The USC Center for Health Journalism's 2020 Impact Fund provided reporting support to journalists who think big and want to make a difference in California communities. We welcomed applications from journalists or newsrooms that want to tackle ambitious investigative or explanatory projects – by themselves, as a newsroom-wide undertaking or as a collaboration with other media outlets in their communities.
Click here to read about the 2020 Impact Fund grantees and their projects.
The Fund invited proposals that illuminate our national and state debates on health care policy and the impact of ongoing or proposed changes to the social safety net. The Fund also supports groundbreaking reporting on the health of underserved communities. It helps journalists bring untold stories to light and to investigate promising approaches to chronic ills. Projects must focus on California health issues and be published or broadcast either by a California media outlet or a national outlet with a substantial California audience.
Explorations range from a look at environmental conditions where people live and work to the impact of race and ethnicity on health, or how poverty and education can shape wellbeing. We were especially interested in investigative or explanatory reporting projects that advance public understanding and health policy for underserved or vulnerable populations, which could include people living in low-income neighborhoods, rural areas, prisons, foster homes, juvenile detention centers or homeless encampments.
The Fund aims to advance what the Center for Health Journalism calls “impact journalism,” which marries powerful narratives, data and community engagement to serve as a catalyst for change. The deadline to apply is October 16, 2020. In both 2018 and 2019, the Fund awarded reporting grants of up to $10,000 each to support health projects put forward by individual reporters, intra-newsroom teams and multiple newsroom collaboratives.

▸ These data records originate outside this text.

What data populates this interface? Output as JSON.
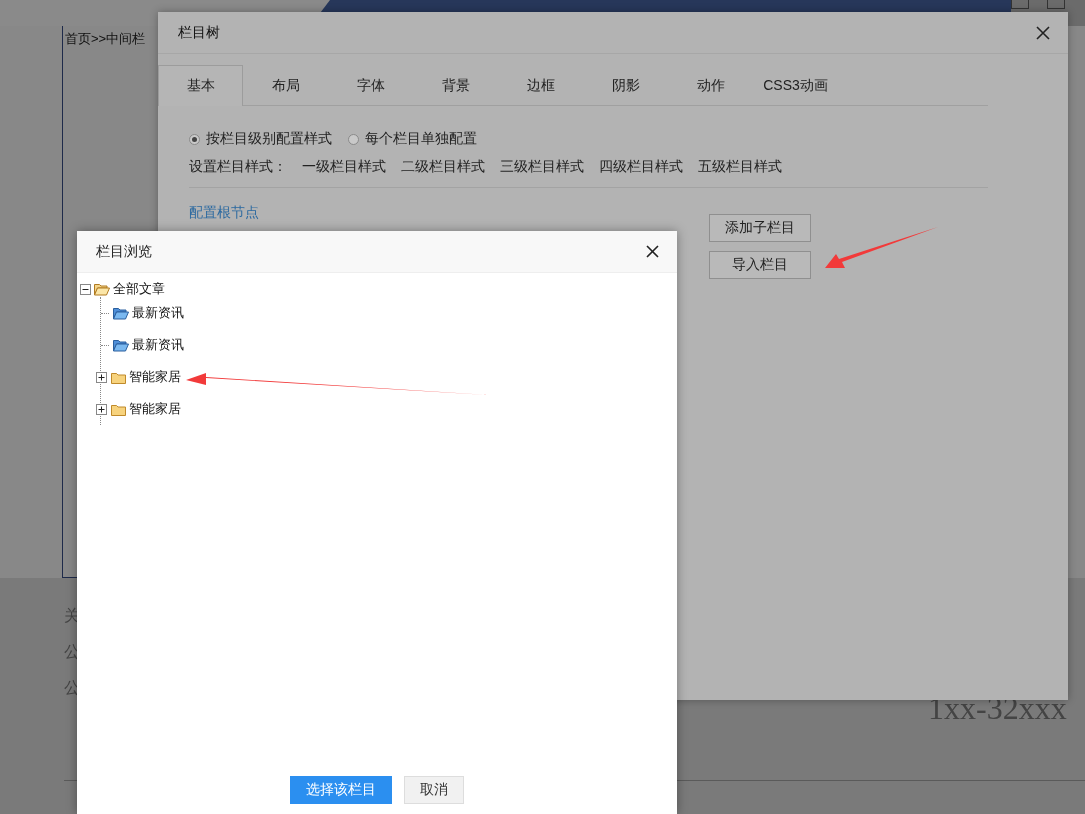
{
  "background_page": {
    "breadcrumb": "首页>>中间栏",
    "footer_lines": [
      "关",
      "公",
      "公"
    ],
    "phone": "1xx-32xxx"
  },
  "column_tree_dialog": {
    "title": "栏目树",
    "tabs": [
      {
        "label": "基本",
        "selected": true
      },
      {
        "label": "布局",
        "selected": false
      },
      {
        "label": "字体",
        "selected": false
      },
      {
        "label": "背景",
        "selected": false
      },
      {
        "label": "边框",
        "selected": false
      },
      {
        "label": "阴影",
        "selected": false
      },
      {
        "label": "动作",
        "selected": false
      },
      {
        "label": "CSS3动画",
        "selected": false
      }
    ],
    "radios": [
      {
        "label": "按栏目级别配置样式",
        "selected": true
      },
      {
        "label": "每个栏目单独配置",
        "selected": false
      }
    ],
    "style_label": "设置栏目样式：",
    "level_styles": [
      "一级栏目样式",
      "二级栏目样式",
      "三级栏目样式",
      "四级栏目样式",
      "五级栏目样式"
    ],
    "root_link": "配置根节点",
    "buttons": [
      "添加子栏目",
      "导入栏目"
    ]
  },
  "browse_dialog": {
    "title": "栏目浏览",
    "tree": [
      {
        "label": "全部文章",
        "kind": "folder",
        "expanded": true,
        "children": [
          {
            "label": "最新资讯",
            "kind": "leaf"
          },
          {
            "label": "最新资讯",
            "kind": "leaf"
          },
          {
            "label": "智能家居",
            "kind": "folder",
            "expanded": false
          },
          {
            "label": "智能家居",
            "kind": "folder",
            "expanded": false
          }
        ]
      }
    ],
    "confirm_button": "选择该栏目",
    "cancel_button": "取消"
  }
}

Click here to read about the 2019 Impact Fund grantees and their projects. Click here to read about the 2018 Impact Fund grantees and find links to their projects
Preference will be given to mainstream-ethnic media collaborations. California-focused projects may be proposed either by journalists at California-based outlets or at national outlets. Students are not eligible, and preference is given to reporters who have a staff newsroom affiliation.
Keep in Mind
These funds are not meant to replace salaries or freelance fees, although we are willing to consider allowing the grants to supplement income in some circumstances. Funds are principally meant to augment news organizations' resources — or to facilitate a collaborative project among outlets — to take journalism to a higher and more impactful level. Among the appropriate publishing- or broadcast-related expenses would be travel, data set acquisition and analysis, videography, environmental or health testing and translation services. We generally do not fund the "tools of the trade," such as laptops or video or photographic equipment. The size of the requested grant should be commensurate with the scope of the proposed project. Projects must be published or broadcast within six months of receiving a grant award.
The 2018, 2019 and 2020 Impact Fund grants were made possible thanks to the generous support of The California Wellness Foundation.
In 2019, with support from the California Health Care Foundation, the Impact Fund also supported a news collaborative reporting together on the state's uninsured. The project is called "Uncovered California."
We will be seeking proposals for the 2020 Impact Fund in late summer/early fall 2021. Click here for details about how to apply for a grant from the Center for Health Journalism Impact Fund. To strengthen your chance of being selected, we recommend that you schedule a conversation with us to discuss the your proposed project. Write Martha Shirk at CAHealth@usc.edu to schedule a conversation.